The December issue of Military History Monthly, the British military history magazine, is on sale today.
In this issue we cover:
Battle of the Bulge
To mark the 70th anniversary of the offensive, MHM explores Hitler’s final gamble in the snow-covered forests of the Ardennes. This 19-page special feature includes:
– The campaign
– The siege
– Warriors & weapons
– Battle maps
The Düsseldorf Raid – Taking the war to the Zeppelins
Ian Castle looks at the raid to target grounded Zeppelins made by a lone British pilot in 1914.
Kingdom Under Fire – Austria’s invasion of Serbia in 1914
Julian Spilsbury explains how the military might of the Austro-Hungarian Empire was met with fierce, overwhelming resistance when it attempted to invade Serbia in July 1914.
Christmas Truce 1418 – The Siege of Rouen
The WWI Christmas Truce is well documented and often remembered. But what of the truce of 1418 under Henry V during the 100 Years War? Brian Burfield investigates.
Also in this issue: Behind the Image, War Culture, Book of the Month, Museum Reviews, War on Film, Event Listings, Thinkers at War, Book Reviews, Competitions, and much more.
From the editor
Neil Faulkner, Editor
Intelligence in war is always patchy. Commanders only ever have part of the picture. They invariably have to make critical decisions without full information.
This much is commonplace. What is perhaps less obvious is that intelligence is only as good as its reception. Sometimes, where intelligence clashes with preconception, it is incapable of changing minds and triggering appropriate action.
The surprise achieved by Hitler’s last-ditch Ardennes Offensive in December 1944 seems to fall into this category. As Dave Sloggett argues in our Special this issue, signs of a massive, imminent counter-offensive were mounting rapidly in the weeks and days before the attack opened.
The problem was that US military thinking was already encrusted with assumptions that ran counter to the intelligence – the impenetrability of the Ardennes, the harsh winter weather, the running-down of German military capacity…
What saved the US Army was the resilience of General ‘Nuts’ McAuliffe’s defence of Bastogne, and the effectiveness of General Patton’s counter-thrust. The complacency of senior commanders was compensated by decisive action by field commanders and the gritty resistance of the infantry.
We also have additional commentary on the battle from Peter Caddick-Adams, author of a major new study, who takes the opportunity to bust some myths about the battle, and from MHM regular David Porter.
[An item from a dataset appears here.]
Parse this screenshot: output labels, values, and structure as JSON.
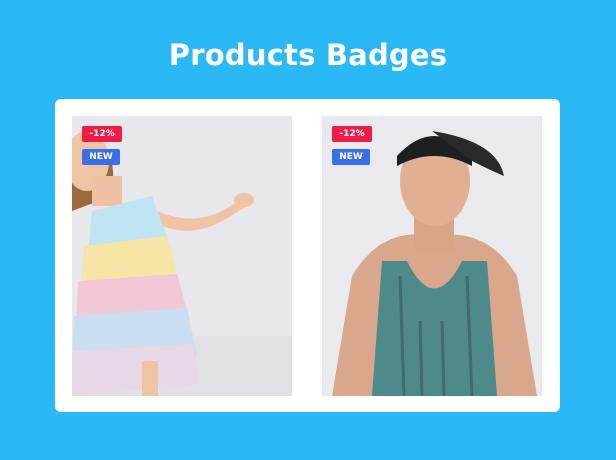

Elsewhere in the magazine, Julian Spilsbury analyses the two disastrous Austro-Hungarian invasions of Serbia in 1914, Ian Castle describes a brilliantly executed air-attack on a Zeppelin air-base, and Brian Burfield discusses a very different Christmas Truce – that of Henry V at Rouen in 1418.